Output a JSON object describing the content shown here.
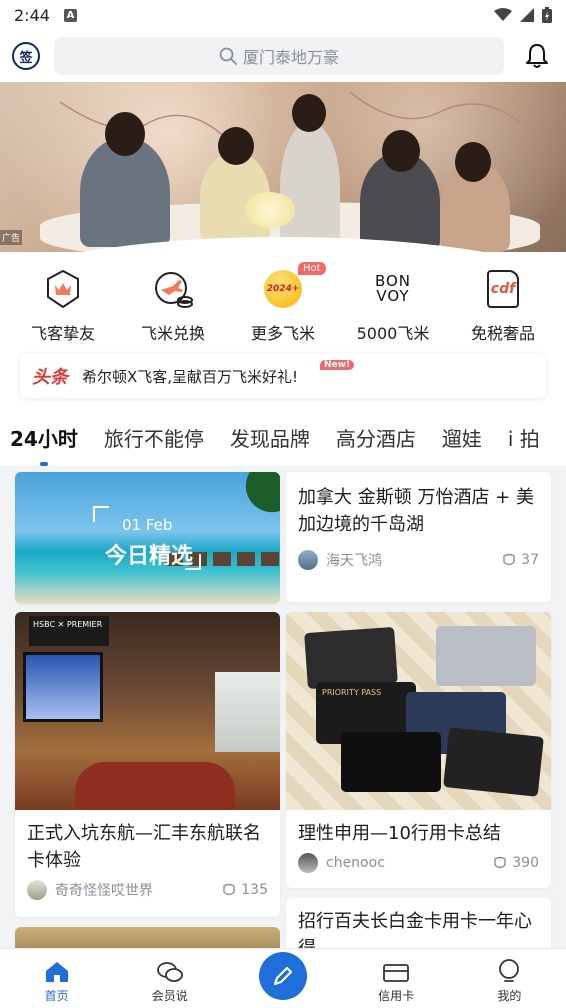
{
  "status_bar": {
    "time": "2:44",
    "notification": "A"
  },
  "header": {
    "logo_char": "签",
    "search_placeholder": "厦门泰地万豪"
  },
  "banner": {
    "ad_label": "广告"
  },
  "shortcuts": [
    {
      "label": "飞客挚友",
      "icon": "crown-badge-icon"
    },
    {
      "label": "飞米兑换",
      "icon": "plane-coin-icon"
    },
    {
      "label": "更多飞米",
      "icon": "2024-coin-icon",
      "badge": "Hot",
      "coin_text": "2024+"
    },
    {
      "label": "5000飞米",
      "icon": "bonvoy-logo",
      "logo_line1": "BON",
      "logo_line2": "VOY"
    },
    {
      "label": "免税奢品",
      "icon": "cdf-logo",
      "logo_text": "cdf"
    }
  ],
  "headline": {
    "tag": "头条",
    "text": "希尔顿X飞客,呈献百万飞米好礼!",
    "badge": "New!"
  },
  "tabs": [
    "24小时",
    "旅行不能停",
    "发现品牌",
    "高分酒店",
    "遛娃",
    "i 拍"
  ],
  "feed": {
    "card1": {
      "image_date": "01 Feb",
      "image_title": "今日精选"
    },
    "card2": {
      "title": "加拿大 金斯顿 万怡酒店 + 美加边境的千岛湖",
      "author": "海天飞鸿",
      "likes": "37"
    },
    "card3": {
      "title": "正式入坑东航—汇丰东航联名卡体验",
      "author": "奇奇怪怪哎世界",
      "likes": "135",
      "sign_text": "HSBC ✕ PREMIER"
    },
    "card4": {
      "title": "理性申用—10行用卡总结",
      "author": "chenooc",
      "likes": "390",
      "card_text": "PRIORITY PASS"
    },
    "card5": {
      "title": "招行百夫长白金卡用卡一年心得"
    }
  },
  "bottom_nav": [
    {
      "label": "首页",
      "icon": "home-icon",
      "active": true
    },
    {
      "label": "会员说",
      "icon": "chat-bubbles-icon"
    },
    {
      "label": "",
      "icon": "pen-icon"
    },
    {
      "label": "信用卡",
      "icon": "card-icon"
    },
    {
      "label": "我的",
      "icon": "profile-icon"
    }
  ],
  "colors": {
    "accent": "#1e6fd9",
    "headline_red": "#e43a3a",
    "hot_badge": "#f06a6a"
  }
}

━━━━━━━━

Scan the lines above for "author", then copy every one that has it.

      "author": "海天飞鸿",
      "author": "奇奇怪怪哎世界",
      "author": "chenooc",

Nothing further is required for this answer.